I struck up a conversation with Andre. He was a large man, probably would've been a linebacker or defensive end in high school, yet carried a very calm and quiet presence about himself. He looked to be 30ish, and began to tell me about his four children, all under the age of 10. Before I knew it, he had whipped out a stack of photos, and was proudly displaying them to me, rattling off their names and ages. He then showed me pictures of his wife, and was full of compliments for the way she was raising them while he was in "the joint." I felt so at ease talking with this man who most likely committed a horrific crime, and I almost forgot I was in a place that housed death row offenders. Andre went on to tell how he was came to know Jesus in 2004 (he quoted the date), and how his life before knowing Christ was full of one terrible choice after another. He said growing up in east Chicago was really tough, but God is faithful. We talked about the importance of praying for our kids, staying faithful to Christ, and the power of encouraging others. Then he quietly said something about having to be here for 60 years, as if it were going to be over soon. At that moment the weight of it all hit me....
I struggled with the fact that this man was human, and that he would be staring at the barbed wire surrounding the complex until my own toddler sons were grandparents someday. I struggled with the thought of Andre's children only knowing their father through plexiglass visits and timed phone calls. I wrestled with the idea that if I knew the man's actual crime, I might find myself thinking "And you only got 60 years as a penalty?"
Class began as Ben handed out the essay tests, and the inmates took 15 minutes to fill in their answers. As each came to turn in their papers, Ben introduced us. Each man looked me in the eye and shook hands.
Ben shared on the first two chapters of the night, covering the ideas of Accepting Your Assignment for Service and realizing that we're all Shaped for Serving God. He did a great job hitting the highlights of the chapters, engaging the students, and wrangling the tangential comments back on course.

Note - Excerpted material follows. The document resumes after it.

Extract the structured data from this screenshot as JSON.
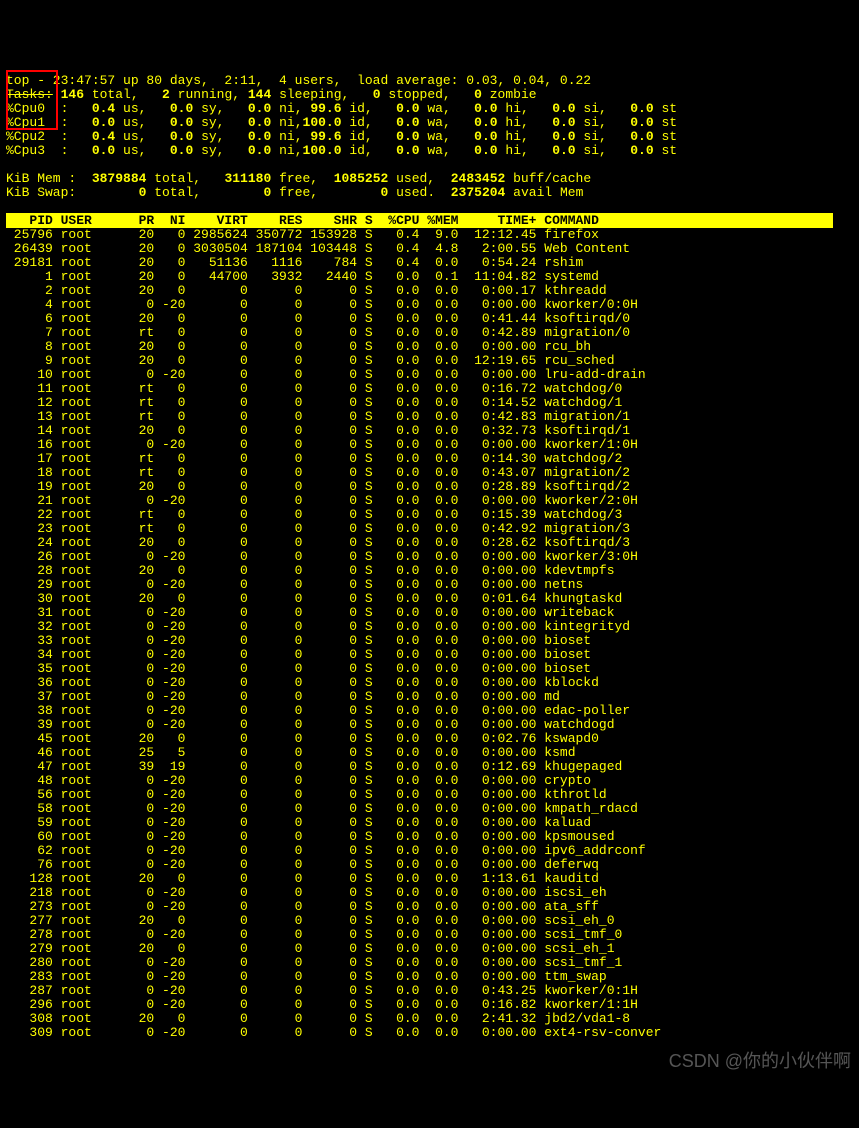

As he asked for feedback from the group, he called out each raised hand by name - this was very striking to me.
Then it was my turn to share from the final two chapters for the night. By this time, all my fears were gone as I felt as if I was speaking to a bunch of guys I could hang out with to watch a game this weekend or play a pickup game of hoops. I highlighted the author's chapters on Understanding Your Shape and then Using What God Gave You. Again, the group was very willing to participate in discussion and offer insight based on their unique experiences. It was an easy discussion to lead.
As time ran out on our class, the guys started to dismiss and several approached Ben and I to offer thanks for making the effort to be there. They seemed very genuine in their gratitude, and had I not been in a maximum security prison, I would've never realized I was rubbing shoulders with a population of men that the church - for the most part - has left to rot inside these thick concrete walls.
Ben and I left I.S.P. telling each other about the conversations we had with the men that night, and how apparent it was that once Christ enters a man's heart, no matter what evil that heart had done, that same heart can become new.
This was my first visit to a maximum security prison. It won't, by the grace of God, be my last.